Post-maternity work support network

Starting working again after maternity leave is sort of like traveling to a foreign country on a red-eye flight. Everyone speaks a strange language and moves with a goal-oriented speed, while all you want is a piece of furniture/historic landmark to crawl under and fall asleep for a couple of weeks.

Continue reading Post-maternity work support network


Seven signs you are raising a Russian baby

What does one say to a half-Russian baby?

I didn’t know, so I didn’t speak to my daughter for the first week of her life.

As an immigrant, I figured English would be a straight-forward way of relating to my future child. Plus, her father’s only Russian connection prior to meeting me was Red Dawn the movie and a gig at a college radio station, where he paraded around campus every May Day, chanting “Ain’t no party like the communist party, cause the communist party don’t stop.”

Continue reading Seven signs you are raising a Russian baby


Date Night: The Great Expectations

A version of this post appeared on on April 9, 2016.

A date night for new parents is all about precious currency: money and time. And unrealistic expectations.

Factor in the prep and travel time – and the mental energy it takes to not obsess over whether your child, potentially hungry and/or neglected by a vodka-guzzling babysitter, is weeping into a teddy bear, drenched in snot and inconsolable tears.

Fact is, sometimes parents would rather sleep, watch Scandal reruns or take online “What breed of a dog are you?” quizzes by the quiet glow of the baby monitor.

But then there’s this “Hey you guys, go and enjoy yourselves, get CRAAAAZY, just go all apeshit out there, you hear?! It’s a RARE opportunity!!!!”


Continue reading Date Night: The Great Expectations

Mama found a job

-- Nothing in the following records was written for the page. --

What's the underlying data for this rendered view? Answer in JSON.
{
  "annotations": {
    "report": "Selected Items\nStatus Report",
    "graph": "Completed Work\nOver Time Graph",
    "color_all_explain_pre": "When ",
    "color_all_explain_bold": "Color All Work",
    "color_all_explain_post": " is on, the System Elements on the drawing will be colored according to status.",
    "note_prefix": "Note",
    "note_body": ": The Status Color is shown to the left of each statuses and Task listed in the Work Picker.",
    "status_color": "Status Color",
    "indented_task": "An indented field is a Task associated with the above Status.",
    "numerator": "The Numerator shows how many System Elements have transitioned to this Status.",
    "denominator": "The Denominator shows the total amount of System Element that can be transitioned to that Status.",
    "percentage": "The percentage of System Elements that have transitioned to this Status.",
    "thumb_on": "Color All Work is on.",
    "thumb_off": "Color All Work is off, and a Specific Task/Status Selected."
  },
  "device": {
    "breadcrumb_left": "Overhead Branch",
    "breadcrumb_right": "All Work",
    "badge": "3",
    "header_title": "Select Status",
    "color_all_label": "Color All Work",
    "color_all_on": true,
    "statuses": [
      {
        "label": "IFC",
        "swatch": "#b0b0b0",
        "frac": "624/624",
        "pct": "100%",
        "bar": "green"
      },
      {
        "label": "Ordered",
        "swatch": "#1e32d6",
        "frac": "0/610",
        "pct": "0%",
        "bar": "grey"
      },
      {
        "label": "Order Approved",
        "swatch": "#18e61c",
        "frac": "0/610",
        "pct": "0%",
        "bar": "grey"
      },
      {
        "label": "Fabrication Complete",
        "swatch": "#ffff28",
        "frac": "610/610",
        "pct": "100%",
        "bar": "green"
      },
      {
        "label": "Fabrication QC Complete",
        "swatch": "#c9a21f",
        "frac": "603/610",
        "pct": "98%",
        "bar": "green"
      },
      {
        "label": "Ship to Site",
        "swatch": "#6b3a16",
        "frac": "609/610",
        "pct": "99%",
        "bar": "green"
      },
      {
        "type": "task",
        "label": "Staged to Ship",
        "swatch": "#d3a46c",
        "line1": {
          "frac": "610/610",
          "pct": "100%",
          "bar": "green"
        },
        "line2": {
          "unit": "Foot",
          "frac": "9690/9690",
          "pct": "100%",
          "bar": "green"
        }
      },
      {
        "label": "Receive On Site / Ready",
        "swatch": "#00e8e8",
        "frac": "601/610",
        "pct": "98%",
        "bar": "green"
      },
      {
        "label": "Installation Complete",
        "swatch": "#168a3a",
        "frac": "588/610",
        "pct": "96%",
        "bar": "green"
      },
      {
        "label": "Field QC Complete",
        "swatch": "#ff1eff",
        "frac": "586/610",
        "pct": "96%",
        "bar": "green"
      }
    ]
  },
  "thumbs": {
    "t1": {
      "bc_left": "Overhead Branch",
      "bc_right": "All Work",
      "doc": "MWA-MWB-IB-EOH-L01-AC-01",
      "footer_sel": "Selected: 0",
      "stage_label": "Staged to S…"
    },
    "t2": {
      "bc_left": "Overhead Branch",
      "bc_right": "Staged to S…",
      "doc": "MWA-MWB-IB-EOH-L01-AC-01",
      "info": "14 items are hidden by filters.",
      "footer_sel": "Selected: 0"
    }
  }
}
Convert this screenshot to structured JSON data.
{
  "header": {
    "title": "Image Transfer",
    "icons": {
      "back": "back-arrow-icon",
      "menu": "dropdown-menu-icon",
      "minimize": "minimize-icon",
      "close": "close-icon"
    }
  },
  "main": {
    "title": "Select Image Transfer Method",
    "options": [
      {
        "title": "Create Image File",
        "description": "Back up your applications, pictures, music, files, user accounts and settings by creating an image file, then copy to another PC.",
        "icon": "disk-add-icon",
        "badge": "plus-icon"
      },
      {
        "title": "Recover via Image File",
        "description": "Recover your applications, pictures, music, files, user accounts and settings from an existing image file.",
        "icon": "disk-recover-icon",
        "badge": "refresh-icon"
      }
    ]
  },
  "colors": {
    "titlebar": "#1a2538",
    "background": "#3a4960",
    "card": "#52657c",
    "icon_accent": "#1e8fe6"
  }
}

Recently, I wrote about my post-baby job search and babyproofing a new mom’s interview game.

Within a week and a half of writing the post and changing my approach, I got one job offer, one almost job offer (declined preemptively) and two interview invitations to some pretty cool firms. The point is, these ideas do work.

While getting acclimated at the new job and eating Chipotle takeout, I’ve been taking a short break from The Flying Yenta.

Please stay tuned for more posts, soon forthcoming.


Williams, Stewart and storytelling in journalism and public relations

Two developments in the world of journalism last week got me thinking about storytelling.

Brian Williams, anchor and managing editor of NBC Nightly News, was suspended for falsely claiming his helicopter was hit by a rocket-propelled grenade during the Iraq war. The credibility of the journalist, who’d won multiple awards and increased the network’s viewership, is now at stake.

And Jon Stewart announced that after 17 years of hosting The Daily Show – where despite disavowing the show’s seriousness, he was hailed as a voice of the generation – he plans to step down.

Continue reading Williams, Stewart and storytelling in journalism and public relations

Five Suggestions for Babyproofing the Job Interview

(A version of this essay appeared in The Washington Post March 19, 2015)

What would you rather pick, a trip to the dentist or a job interview?

I used to be a fan of the interview – and usually did well. You get to dress up, woo strangers into being impressed and talk about yourself.

All that changed after I’d switched careers, had a baby and made the decision to spend the first year at home, taking care of her.

But then, my job search revealed that a root canal might be easier after all.

Moms in my circles, particularly those who didn’t work in a corporate environment, often returned to those same jobs, with flexible hours. A few others have their own businesses where they set their own pace and schedule.

Continue reading Five Suggestions for Babyproofing the Job Interview